The service, held on Sunday, September 13, was originally scheduled to take place on May 9, but was postponed due to restrictions on public gatherings related to the spread of COVID-19. Attendance at the service was limited to 50 people, in accordance with current public health guidelines.
The Bishop encouraged parishioners to recognize that churches have lives of their own, “good lives, appropriate lives in which they witness to the love of God for a season and then they retire, and the church moves to a different location who has need of the Gospel of love.”
Built in 1870, and remodelled in 1912, All Saints served the people of Hagersville for more than 150 years. Over that time, the parish was constantly engaged in the neighbourhood, with members fondly remembering dances, community dinners, bazaars, and lively worship.
A recent decline in attendance and financial resources led the people of All Saints to pass a motion at its annual vestry meeting recommending that the Bishop disestablish the parish.
Reflecting on the journey towards disestablishment, the parish’s rector, Archdeacon Valerie Kerr, noted that, “even in the midst of the fact that we knew the parish was closing, there was still joy to be found. We found that joy together.”
“We didn’t just talk about closing,” Archdeacon Kerr said. “We talked about all of the things that the parish had been. All of the differences they had made, and all of the differences they were still making.”
Members of synod council passed a motion after the decision to disestablish the parish was shared with them. The motion affirmed the faithful witness of the community, acknowledge the deep bonds of giving and fellowship that have marked their ministry, and celebrate the parish’s commitment to God’s mission.
Marked by that ongoing sense of hope, All Saints managed to find joy even in the midst of pain.
When some 30,000 bees were recently found to have inhabited the church, parish members used the opportunity to have some fun, and care for their neighbours. Experts were brought in to remove the bees, and 15 jars of honey were extracted from the church. Calling it ‘Holy Honey,’ Archdeacon Kerr encouraged the honey to be sold with the proceeds going towards the Hagersville Food Basket and the Six Nations Food Bank.
Archdeacon Kerr felt that it was important for everyone to have something tangible to take away from the service, so she prepared packets of tulip bulbs to be planted as a sign of continuing hope. She included a card, which noted that while sunflowers turn to follow the sun, they turn towards each other to reflect light when the sunlight grows dim.
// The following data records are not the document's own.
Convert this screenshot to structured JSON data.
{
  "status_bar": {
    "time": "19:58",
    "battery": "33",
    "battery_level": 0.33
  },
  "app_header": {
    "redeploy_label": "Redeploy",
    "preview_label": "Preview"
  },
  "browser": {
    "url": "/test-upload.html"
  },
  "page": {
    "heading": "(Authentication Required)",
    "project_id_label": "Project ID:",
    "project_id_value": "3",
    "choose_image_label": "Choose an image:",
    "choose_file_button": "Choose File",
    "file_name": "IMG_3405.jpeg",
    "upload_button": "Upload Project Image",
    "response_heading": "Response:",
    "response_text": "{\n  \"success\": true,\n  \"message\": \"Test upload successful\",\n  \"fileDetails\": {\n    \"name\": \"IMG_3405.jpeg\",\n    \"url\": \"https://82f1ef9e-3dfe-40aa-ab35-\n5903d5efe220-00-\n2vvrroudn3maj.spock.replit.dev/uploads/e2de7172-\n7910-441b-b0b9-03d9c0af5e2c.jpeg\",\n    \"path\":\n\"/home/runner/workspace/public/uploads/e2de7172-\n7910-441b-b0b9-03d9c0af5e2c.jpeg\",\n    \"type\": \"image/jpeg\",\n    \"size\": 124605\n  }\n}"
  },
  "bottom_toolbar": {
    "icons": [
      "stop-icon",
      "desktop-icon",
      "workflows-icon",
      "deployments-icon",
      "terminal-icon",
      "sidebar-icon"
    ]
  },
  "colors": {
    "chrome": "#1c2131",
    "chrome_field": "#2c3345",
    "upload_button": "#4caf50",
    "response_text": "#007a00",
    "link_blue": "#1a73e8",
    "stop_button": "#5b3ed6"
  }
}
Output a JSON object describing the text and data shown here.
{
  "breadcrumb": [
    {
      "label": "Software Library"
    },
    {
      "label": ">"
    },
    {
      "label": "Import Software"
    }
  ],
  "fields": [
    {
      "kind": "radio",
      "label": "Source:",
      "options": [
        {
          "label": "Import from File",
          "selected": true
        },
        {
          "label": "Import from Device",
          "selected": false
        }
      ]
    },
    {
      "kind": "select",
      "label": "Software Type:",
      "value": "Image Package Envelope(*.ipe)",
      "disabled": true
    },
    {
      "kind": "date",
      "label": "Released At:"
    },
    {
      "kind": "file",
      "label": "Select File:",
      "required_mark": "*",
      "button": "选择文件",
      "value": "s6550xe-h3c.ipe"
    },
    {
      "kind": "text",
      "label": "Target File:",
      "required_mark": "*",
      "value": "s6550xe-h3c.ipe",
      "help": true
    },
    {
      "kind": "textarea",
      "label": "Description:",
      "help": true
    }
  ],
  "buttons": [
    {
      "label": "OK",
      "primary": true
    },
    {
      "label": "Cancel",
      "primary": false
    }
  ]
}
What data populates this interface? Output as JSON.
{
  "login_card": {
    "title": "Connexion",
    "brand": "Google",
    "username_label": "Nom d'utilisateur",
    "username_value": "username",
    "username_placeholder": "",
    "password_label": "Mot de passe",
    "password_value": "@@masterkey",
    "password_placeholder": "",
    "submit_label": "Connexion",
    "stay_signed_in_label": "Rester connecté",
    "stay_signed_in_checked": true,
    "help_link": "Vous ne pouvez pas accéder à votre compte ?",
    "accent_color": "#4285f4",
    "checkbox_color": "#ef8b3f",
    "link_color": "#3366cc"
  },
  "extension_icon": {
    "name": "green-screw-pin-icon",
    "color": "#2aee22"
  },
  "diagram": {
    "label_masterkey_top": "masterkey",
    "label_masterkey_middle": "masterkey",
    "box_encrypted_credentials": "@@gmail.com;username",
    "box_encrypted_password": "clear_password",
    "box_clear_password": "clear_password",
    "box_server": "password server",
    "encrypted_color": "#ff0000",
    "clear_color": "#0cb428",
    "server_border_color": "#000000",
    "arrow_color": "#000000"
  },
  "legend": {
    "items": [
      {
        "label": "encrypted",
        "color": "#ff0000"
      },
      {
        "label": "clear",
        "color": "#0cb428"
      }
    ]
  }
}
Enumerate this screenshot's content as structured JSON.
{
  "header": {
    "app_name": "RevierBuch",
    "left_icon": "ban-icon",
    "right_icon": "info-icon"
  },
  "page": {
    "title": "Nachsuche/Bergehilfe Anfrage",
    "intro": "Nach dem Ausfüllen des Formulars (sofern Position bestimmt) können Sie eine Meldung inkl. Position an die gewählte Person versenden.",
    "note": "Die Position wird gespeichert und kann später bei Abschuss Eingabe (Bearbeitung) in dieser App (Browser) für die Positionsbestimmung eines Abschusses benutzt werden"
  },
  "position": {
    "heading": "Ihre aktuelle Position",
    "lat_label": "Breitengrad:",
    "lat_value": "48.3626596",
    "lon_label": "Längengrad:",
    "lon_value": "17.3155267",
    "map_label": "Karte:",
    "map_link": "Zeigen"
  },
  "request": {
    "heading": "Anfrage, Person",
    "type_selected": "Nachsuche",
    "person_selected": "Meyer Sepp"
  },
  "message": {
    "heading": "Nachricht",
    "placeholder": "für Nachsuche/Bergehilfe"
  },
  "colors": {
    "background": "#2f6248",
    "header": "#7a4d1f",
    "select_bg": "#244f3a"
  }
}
Going forward, she said, “we will draw energy from each other.”